Monday, March 30

Shiver Me Timbers, Craft Beer In A Can?



Just three weeks after Australia’s first all-can craft brewery, Pirate Life, began production in Adelaide its two young brewers are already talking about doubling their output to keep up with the demand.
Jack Cameron, 24, and Red Proudfoot, 32, say that their 10,000 litre-a-week brewing kit is already running at full capacity and are considering adding a new production line in the near future. “The excitement that we’ve seen around Adelaide is incredible,” say Cameron. “People want a can in their hand.”
The company’s initial three beers – a Session IPA, a Pale Ale and a Double IPA – are already being stocked by 21 bars in Adelaide and around 30 bottle shops. The company plans to use Adelaide as a springboard into the lucrative Eastern States' pub and bottle shop market.
Not so long ago selling in craft beer in an aluminium can was considered almost indecent by rusted-on “hop heads”, but brewer Jack Cameron, who previously worked at BrewDog in Scotland and Little Creatures in Fremantle, says that Pirate Life always planned to install a canning system when they set up shop in Hindmarsh.
“Canned craft beer is the fastest growing trend in the United States,” he says. “We didn’t even think about doing it any other way. People really want to hold a can in the hand.”
The two men argue that aluminium cans keep beer fresher, are easier to transport and much better for the environment – around 85 per cent of all cans sold in South Australia are recycled.
Rather than simply mimicking overseas craft brewers Red and Jack have come up with a highly original can design which shows the entire brewing process, including the type of hops and malts used, mash times and temperatures.
According to Michael Cameron, Jack’s father, the hardest part of the whole process was coming up with a suitable name for the new brewery. With its American collage-style logo and Jack Sparrow overtones, Pirate Life was the perfect fit.
“We’d been looking around for names for the brewery and one day Jack woke up at around 7am and called me,” says Michael. “He just said ‘Pirate Life’ and just hung up. I rang him back in half an hour and said ‘sounds good to me.’”
But it’s not just the bold logo, all-can portfolio and uncompromising attitude to brewing that sets Pirate Life apart. This is the first microbrewery from Western Australia to move its operations across the Nullarbor to South Australia.
“There were a number of reasons we came to Adelaide,” says Red. “There are so many brewers in WA now and Adelaide also gives us access to the Eastern States. The beer scene is growing so fast in Adelaide and the new small bar legislation is also working well for us. Everyone has got a pretty good palate here. They like good food, good wine and good beer.”
So positive has the response to Pirate Life been that the two brewers are already looking at new styles of beer (a limited release Saison is already ageing in Tempranillo barrels from the Tomfoolery winery in the Barossa), new equipment and new markets.
“We’ve started with three hop-forward beers,” says Jack Cameron.
“The aim at the moment is to get those right first. In May we’ll be releasing a fourth beer, an Imperial Red Ale. Once we’ve nailed those four we’ll knock out eight to 12 specialty beers a year, if we have the time.”

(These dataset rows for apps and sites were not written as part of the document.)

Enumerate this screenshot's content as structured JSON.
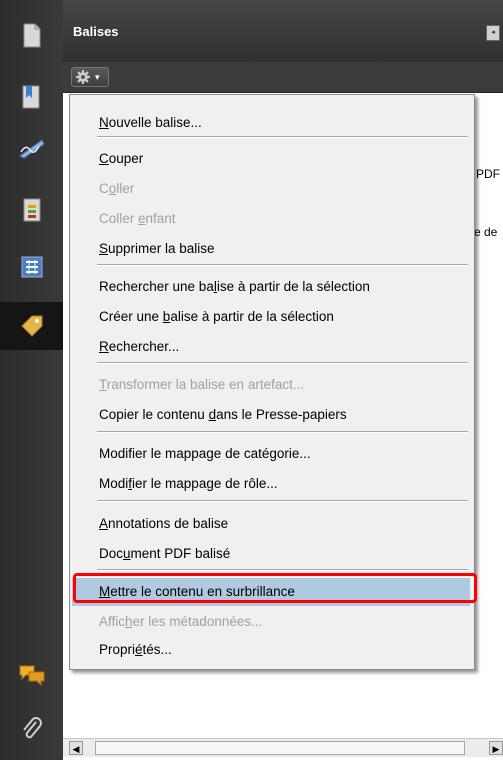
{
  "panel": {
    "title": "Balises"
  },
  "background_text": {
    "line1": "PDF",
    "line2": "e de"
  },
  "sidebar": {
    "icons": [
      "pages-icon",
      "bookmarks-icon",
      "signatures-icon",
      "layers-icon",
      "model-tree-icon",
      "tags-icon",
      "comments-icon",
      "attachments-icon"
    ]
  },
  "menu": {
    "items": [
      {
        "pre": "",
        "key": "N",
        "post": "ouvelle balise...",
        "disabled": false
      },
      {
        "pre": "",
        "key": "C",
        "post": "ouper",
        "disabled": false
      },
      {
        "pre": "C",
        "key": "o",
        "post": "ller",
        "disabled": true
      },
      {
        "pre": "Coller ",
        "key": "e",
        "post": "nfant",
        "disabled": true
      },
      {
        "pre": "",
        "key": "S",
        "post": "upprimer la balise",
        "disabled": false
      },
      {
        "pre": "Rechercher une ba",
        "key": "l",
        "post": "ise à partir de la sélection",
        "disabled": false
      },
      {
        "pre": "Créer une ",
        "key": "b",
        "post": "alise à partir de la sélection",
        "disabled": false
      },
      {
        "pre": "",
        "key": "R",
        "post": "echercher...",
        "disabled": false
      },
      {
        "pre": "",
        "key": "T",
        "post": "ransformer la balise en artefact...",
        "disabled": true
      },
      {
        "pre": "Copier le contenu ",
        "key": "d",
        "post": "ans le Presse-papiers",
        "disabled": false
      },
      {
        "pre": "Modifier le mappage de caté",
        "key": "g",
        "post": "orie...",
        "disabled": false
      },
      {
        "pre": "Modi",
        "key": "f",
        "post": "ier le mappage de rôle...",
        "disabled": false
      },
      {
        "pre": "",
        "key": "A",
        "post": "nnotations de balise",
        "disabled": false
      },
      {
        "pre": "Doc",
        "key": "u",
        "post": "ment PDF balisé",
        "disabled": false
      },
      {
        "pre": "",
        "key": "M",
        "post": "ettre le contenu en surbrillance",
        "disabled": false
      },
      {
        "pre": "Affic",
        "key": "h",
        "post": "er les métadonnées...",
        "disabled": true
      },
      {
        "pre": "Propri",
        "key": "é",
        "post": "tés...",
        "disabled": false
      }
    ]
  },
  "colors": {
    "highlight": "#aec9e0",
    "callout": "#ff0000",
    "disabled_text": "#a0a0a0"
  }
}
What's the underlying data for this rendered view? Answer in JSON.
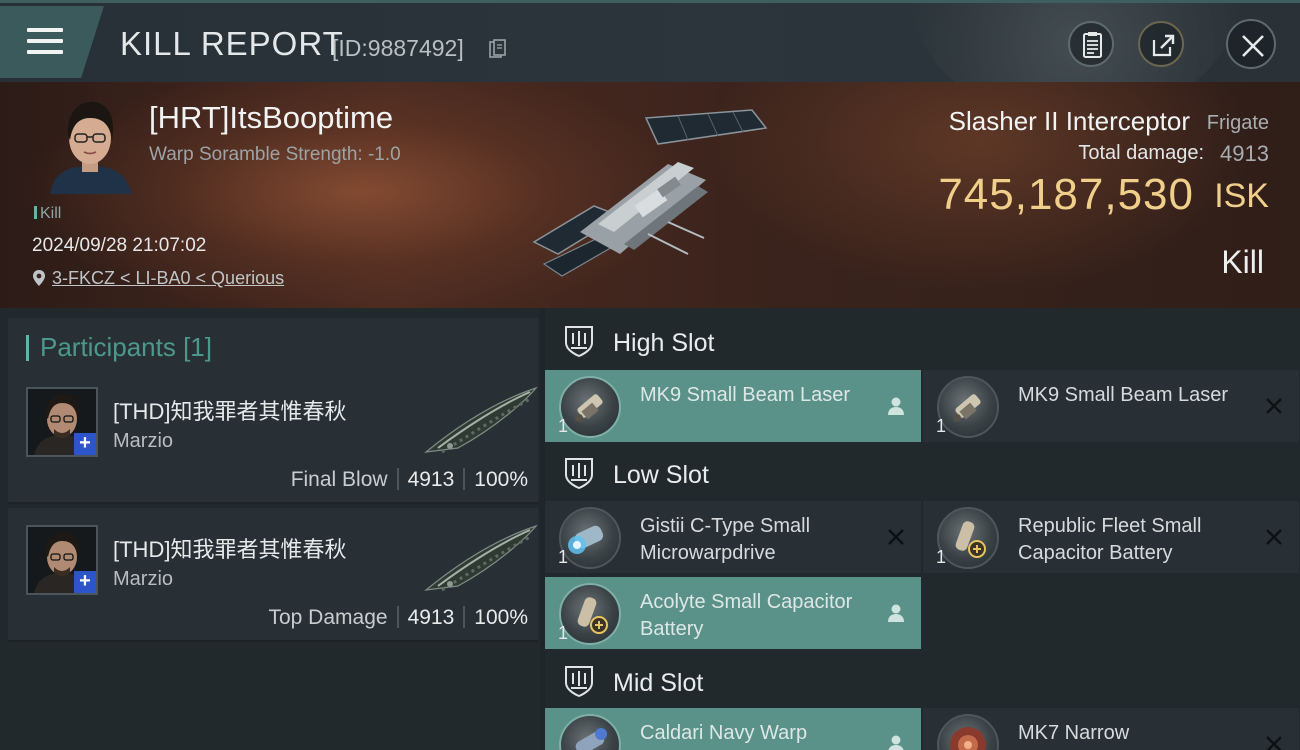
{
  "header": {
    "title": "KILL REPORT",
    "id_label": "[ID:9887492]"
  },
  "victim": {
    "name": "[HRT]ItsBooptime",
    "scramble": "Warp Soramble Strength: -1.0",
    "kill_tag": "Kill",
    "datetime": "2024/09/28 21:07:02",
    "location": "3-FKCZ < LI-BA0 < Querious"
  },
  "ship": {
    "name": "Slasher II Interceptor",
    "class": "Frigate",
    "damage_label": "Total damage:",
    "damage_value": "4913",
    "isk_value": "745,187,530",
    "isk_unit": "ISK",
    "result": "Kill"
  },
  "participants": {
    "label": "Participants [1]",
    "items": [
      {
        "name": "[THD]知我罪者其惟春秋",
        "pilot": "Marzio",
        "role": "Final Blow",
        "damage": "4913",
        "percent": "100%"
      },
      {
        "name": "[THD]知我罪者其惟春秋",
        "pilot": "Marzio",
        "role": "Top Damage",
        "damage": "4913",
        "percent": "100%"
      }
    ]
  },
  "fitting": {
    "high_slot": "High Slot",
    "low_slot": "Low Slot",
    "mid_slot": "Mid Slot",
    "modules": [
      {
        "name": "MK9 Small Beam Laser",
        "qty": "1",
        "status": "pilot-icon"
      },
      {
        "name": "MK9 Small Beam Laser",
        "qty": "1",
        "status": "destroyed-icon"
      },
      {
        "name": "Gistii C-Type Small Microwarpdrive",
        "qty": "1",
        "status": "destroyed-icon"
      },
      {
        "name": "Republic Fleet Small Capacitor Battery",
        "qty": "1",
        "status": "destroyed-icon"
      },
      {
        "name": "Acolyte Small Capacitor Battery",
        "qty": "1",
        "status": "pilot-icon"
      },
      {
        "name": "Caldari Navy Warp",
        "qty": "1",
        "status": "pilot-icon"
      },
      {
        "name": "MK7 Narrow",
        "qty": "1",
        "status": "destroyed-icon"
      }
    ]
  },
  "colors": {
    "accent": "#5fb6a8",
    "isk": "#f0cf8a",
    "highlight_module": "#5a9188"
  }
}
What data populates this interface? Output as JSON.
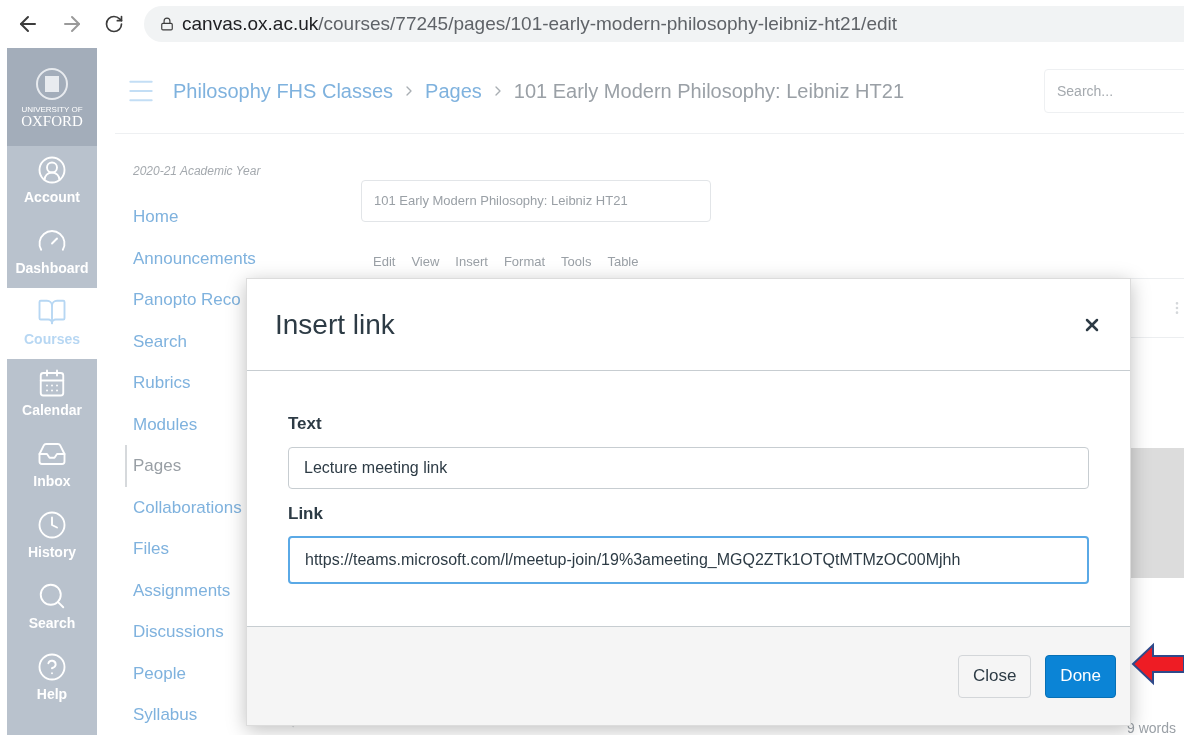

Thursday, March 12

Adelaide's Best Gastro Pub Is No More



Picture by Keturah de Klerk

Less than six months after it was named one of the Top 50 restaurants in the country by The Australian newspaper, the entire food team at The Daniel O'Connell pub in North Adelaide is walking.  The kitchen which took South Australian offal to sublime heights is preparing its Last Supper tonight. Why such a talented chef as Phil Whitmarsh should find himself surplus to requirements in a food-mad city like Adelaide remains a profound mystery. For the past 18 months, The Dan has been one of my favourite eating holes – a great place to take out-of-towners or the wife for an inexpensive but delicious Sunday lunch. I was there today for lunch tucking into Phil's famous pig's ear shnitty, fabulous Shephard's Pie and exquisite handmade Pie of the Day. All washed down with a pint of Fuller's ESB. A few of us gathered in the front bar to farewell Phil and his crew, but I couldn't help noticing that there were only two people in the cavernous dining room for lunch. What is wrong with you Adelaide? Not only did the food here put many more expensive Adelaide restaurants to shame, there was always something crazy and joyous (think pig's trotter) on the menu. Where am I going to get my black pudding fix now? But you can't keep a good man down. I look forward to seeing these culinary superstars at a bigger and better venue. Just don't make me wait too long!  Mark Chipperfield